M.S. Harkness’ “Rotten” Proves That Timing Is (Almost) Everything

I’ve gotta hand it to fellow Minneapolitan M.S. Harkness — if you’re going to release a comic set on (and immediately after) election day 2016, then choosing to do so on the eve of the 2020 election is a savvy move. And if there’s one thing you can say for Harkness in addition to being creative, it’s that she’s very much in tune with the times — as anyone who’s read her satirical evisceration of online dating, Tinderella, can tell you — so it should come as no surprise that her latest self-published mini, Rotten, is as timely and topical as it is, well, twisted.

And true. Albeit with a bit of artistic license thrown in for (melo)dramatic effect. But such is usually the case with autobio to one degree or another, and parsing out the accurate from the amped-up is pretty much just part and parcel of the price of admission — hell, it’s even part of the fun. And so it is here — Harkness is nothing if not confident at this stage of her cartooning career, and she has every reason to be : she’s refined her line, tweaked her plotting and pacing skills just so, and is well and truly firing on all cylinders in these pages.

If you’ll think back to the not-so-dim-and-dusty past, when terms like “the resistance” were still a new phenomenon, you’ll recall that we were all in a difficult head space after Trump’s election, and while Harkness doesn’t present herself as being the most politically-motivated or ideological person, the fact that we were headed for shitty times certainly wasn’t beyond her awareness by any means — it’s just that she had bigger problems. Well, okay, more immediate and personal problems. And they became more pronounced just as the world’s did the same. Ahhhh, the joys of synchronicity.

Now, to say anything more would likely be giving too much away, and since this book just came out I’m going to do my damndest to assiduously avoid anything that might be classified as a “spoiler,” but I don’t think I’ll be speaking out of turn if I say that what’s happening to her is a gynecological mystery — hell, it’s not even a reach to call it a horror — and now, in the interest of keeping all my friends, I’ll leave it at that.

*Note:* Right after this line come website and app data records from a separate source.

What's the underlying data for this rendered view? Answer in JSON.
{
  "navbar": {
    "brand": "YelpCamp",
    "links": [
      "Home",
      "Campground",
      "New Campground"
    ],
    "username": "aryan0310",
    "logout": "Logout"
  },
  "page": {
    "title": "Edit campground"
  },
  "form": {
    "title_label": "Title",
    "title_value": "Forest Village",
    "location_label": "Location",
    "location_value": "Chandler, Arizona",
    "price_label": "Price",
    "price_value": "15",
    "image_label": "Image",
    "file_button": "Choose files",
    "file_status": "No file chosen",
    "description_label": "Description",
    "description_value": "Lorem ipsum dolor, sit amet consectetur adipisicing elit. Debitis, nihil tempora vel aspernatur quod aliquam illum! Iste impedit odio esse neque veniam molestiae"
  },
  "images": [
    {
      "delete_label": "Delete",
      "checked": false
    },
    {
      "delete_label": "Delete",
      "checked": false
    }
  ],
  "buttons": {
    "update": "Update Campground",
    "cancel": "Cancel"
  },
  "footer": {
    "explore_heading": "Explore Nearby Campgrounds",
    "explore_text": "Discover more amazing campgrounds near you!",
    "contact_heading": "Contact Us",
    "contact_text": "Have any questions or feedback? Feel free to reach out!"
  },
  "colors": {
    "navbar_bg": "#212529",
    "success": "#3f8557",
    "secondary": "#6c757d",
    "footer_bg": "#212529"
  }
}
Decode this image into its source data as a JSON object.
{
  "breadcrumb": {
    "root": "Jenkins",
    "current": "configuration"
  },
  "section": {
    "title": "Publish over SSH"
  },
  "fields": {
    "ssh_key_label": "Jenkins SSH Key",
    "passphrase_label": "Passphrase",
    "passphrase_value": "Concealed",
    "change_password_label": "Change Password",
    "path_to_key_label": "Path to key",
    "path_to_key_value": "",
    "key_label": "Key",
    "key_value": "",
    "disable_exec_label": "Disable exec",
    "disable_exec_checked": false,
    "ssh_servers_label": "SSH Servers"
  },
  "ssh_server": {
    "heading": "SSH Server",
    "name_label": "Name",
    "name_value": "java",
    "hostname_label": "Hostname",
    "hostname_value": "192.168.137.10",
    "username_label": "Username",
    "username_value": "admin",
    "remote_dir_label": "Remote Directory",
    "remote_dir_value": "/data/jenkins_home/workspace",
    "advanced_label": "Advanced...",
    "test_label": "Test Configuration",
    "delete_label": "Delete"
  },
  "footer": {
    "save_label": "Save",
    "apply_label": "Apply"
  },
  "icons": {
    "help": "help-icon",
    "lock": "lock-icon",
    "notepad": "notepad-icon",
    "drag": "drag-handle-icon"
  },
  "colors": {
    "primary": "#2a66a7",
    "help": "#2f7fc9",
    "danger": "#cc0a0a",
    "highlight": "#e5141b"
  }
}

Suffice to say, however, that just as she always does, she finds a way to see the funny side in a situation that is anything but, and while juxtaposing what’s happening to her with increasing socio-political uncertainty is an admittedly obvious move, it’s not only accurate in this case, it’s handled with a fair amount of storytelling deftness and never feels overly belabored. That’s not an easy task, especially when the narrative’s timing lends itself toward such potential pitfalls as a matter of course.

Still, there’s no such thing as a perfect comic, and there are occasions in this one when Harkness maybe leans into the self-deprecation a bit too hard — but hey, if that’s an honest depiction of how you feel about yourself, who am I to judge? She keeps this self-deprecation on the periphery, where it likely belongs, more often than not, though, and when you combine this generally astute authorial point of view with her clean, expressive, non-flashy, and frankly populist cartooning style, what you’ve got is the kind of thing just about anybody, regular comics reader or not, can enjoy — provided they have a strong constitution and aren’t easily offended, of course.

Look, if you want any further proof that I think you should buy this comic, consider that I just ordered a copy myself even after having read a preview .PDF. That’s an endorsement as strong as the smell that — no, you know what, I’m cutting this off right there. Just read it and you’ll know what I’m getting at.


Rotten is available for $8.00 from Birdcage Bottom Books at https://birdcagebottombooks.com/collections/comic-books/products/rotten

Review wrist check – Squale “1521 Onda” aqua blue dial model riding a Zodiac caoutchouc black rubber NATO-style field strap.